My colleague Sydney Ember braved the bright lights of Las Vegas and the snow in Reno this weekend to follow several candidates in Nevada. She sends this dispatch about how the impeachment news is being discussed on the campaign trail.
It’s an impeachment-free world out there. Sort of.
In Nevada this weekend, where several candidates including Joe Biden, the former vice president, and Pete Buttigieg, the mayor of South Bend, Ind., made campaign stops, Democratic voters rarely brought up impeachment unless prompted by a reporter. When they did discuss the topic, they were more likely to talk about how distasteful they found President Trump rather than endorse the impeachment proceedings themselves.
At an event for Mr. Biden on Friday, for instance, Norm Jolicoeur, 65, of Concord, Calif., said he thought the president’s recent actions regarding Ukraine were “atrocious.” But he was more interested in hearing Mr. Biden’s thoughts about health care and “what his first actions will be if he wins the presidency.”
In Reno on Saturday night, the Nevada State Democratic Party hosted Mr. Buttigieg and Tom Steyer, a billionaire former hedge fund investor who recently qualified for the October debate, at a “Keep Nevada Blue” dinner.
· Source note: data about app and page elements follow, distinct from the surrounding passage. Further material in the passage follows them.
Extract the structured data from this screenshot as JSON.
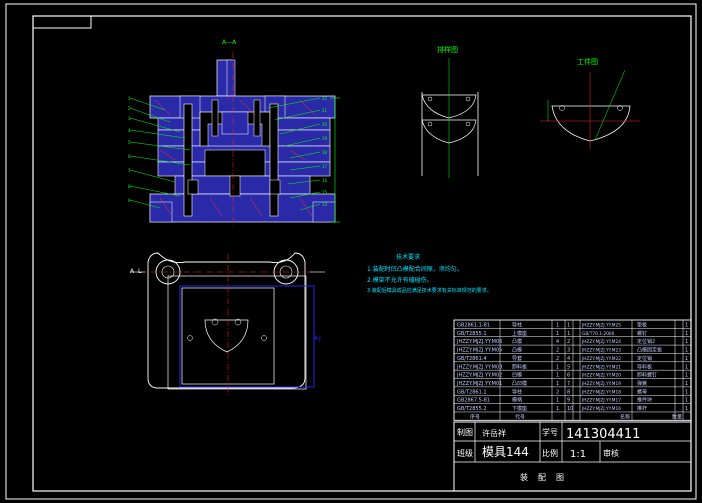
{
  "colors": {
    "background": "#000000",
    "frame": "#ffffff",
    "part_fill": "#2a2aa8",
    "part_line": "#ffffff",
    "leader": "#00ff00",
    "centerline": "#ff2020",
    "note_text": "#00e5ff",
    "table_row_text": "#c8c8ff",
    "title_text": "#ffffff"
  },
  "views": {
    "section_title": "A—A",
    "strip_layout_title": "排样图",
    "workpiece_title": "工件图",
    "section_marker_left": "A",
    "section_marker_left_letter": "L",
    "section_marker_right": "A",
    "section_marker_right_letter": "J"
  },
  "notes": {
    "title": "技术要求",
    "lines": [
      "1.装配时凹凸模配合间隙，须均匀。",
      "2.模架不允许有磕碰伤。",
      "3.装配后模具成品应满足技术要求有关标准规范的要求。"
    ]
  },
  "parts_table": {
    "left": [
      {
        "code": "GB2861.1-81",
        "name": "导柱",
        "qty": "1"
      },
      {
        "code": "GB/T2855.1",
        "name": "上模座",
        "qty": "1"
      },
      {
        "code": "JHZZY.MJZJ.YY.M06",
        "name": "凸模",
        "qty": "4"
      },
      {
        "code": "JHZZY.MJZJ.YY.M05",
        "name": "凸模",
        "qty": "2"
      },
      {
        "code": "GB/T2861.4",
        "name": "导套",
        "qty": "2"
      },
      {
        "code": "JHZZY.MJZJ.YY.M03",
        "name": "卸料板",
        "qty": "1"
      },
      {
        "code": "JHZZY.MJZJ.YY.M02",
        "name": "凹模",
        "qty": "1"
      },
      {
        "code": "JHZZY.MJZJ.YY.M01",
        "name": "凸凹模",
        "qty": "1"
      },
      {
        "code": "GB/T2861.1",
        "name": "导柱",
        "qty": "2"
      },
      {
        "code": "GB2867.5-81",
        "name": "模柄",
        "qty": "1"
      },
      {
        "code": "GB/T2855.2",
        "name": "下模座",
        "qty": "1"
      }
    ],
    "right": [
      {
        "idx": "1",
        "code": "JHZZY.MJZJ.YY.M25",
        "name": "垫板",
        "no": "1"
      },
      {
        "idx": "1",
        "code": "GB/T70.1-2000",
        "name": "螺钉",
        "no": "1"
      },
      {
        "idx": "2",
        "code": "JHZZY.MJZJ.YY.M24",
        "name": "定位销2",
        "no": "1"
      },
      {
        "idx": "3",
        "code": "JHZZY.MJZJ.YY.M23",
        "name": "凸模固定板",
        "no": "1"
      },
      {
        "idx": "4",
        "code": "JHZZY.MJZJ.YY.M22",
        "name": "定位销",
        "no": "1"
      },
      {
        "idx": "5",
        "code": "JHZZY.MJZJ.YY.M21",
        "name": "导料板",
        "no": "1"
      },
      {
        "idx": "6",
        "code": "JHZZY.MJZJ.YY.M20",
        "name": "卸料螺钉",
        "no": "1"
      },
      {
        "idx": "7",
        "code": "JHZZY.MJZJ.YY.M19",
        "name": "弹簧",
        "no": "1"
      },
      {
        "idx": "8",
        "code": "JHZZY.MJZJ.YY.M18",
        "name": "螺母",
        "no": "1"
      },
      {
        "idx": "9",
        "code": "JHZZY.MJZJ.YY.M17",
        "name": "推件块",
        "no": "1"
      },
      {
        "idx": "10",
        "code": "JHZZY.MJZJ.YY.M16",
        "name": "推杆",
        "no": "1"
      }
    ],
    "header": {
      "seq": "序号",
      "code": "代号",
      "name": "名称",
      "qty": "数量"
    }
  },
  "title_block": {
    "drawn_label": "制图",
    "drawn_value": "许岳祥",
    "student_no_label": "学号",
    "student_no_value": "141304411",
    "class_label": "班级",
    "class_value": "模具144",
    "scale_label": "比例",
    "scale_value": "1:1",
    "review_label": "审核",
    "drawing_name": "装配图"
  }
}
Though the subject of impeachment hovered in the air, the state’s Democratic officeholders were far more focused on electing Democrats up and down the ticket than on the inquiry happening 3,000 miles across the country.
During brief addresses, Senators Catherine Cortez Masto and Jacky Rosen both highlighted issues important to Nevadans — and urged voters to oust Mr. Trump at the ballot box.
In interviews, neither senator seemed particularly anxious to talk about impeachment: Both said they wanted to hear the evidence before deciding whether to vote to impeach Mr. Trump should it get to the Senate. “I think we have to get to the bottom of it,” Ms. Cortez Masto said. “I think we have to continue that investigation to make sure we are understanding all of the facts.”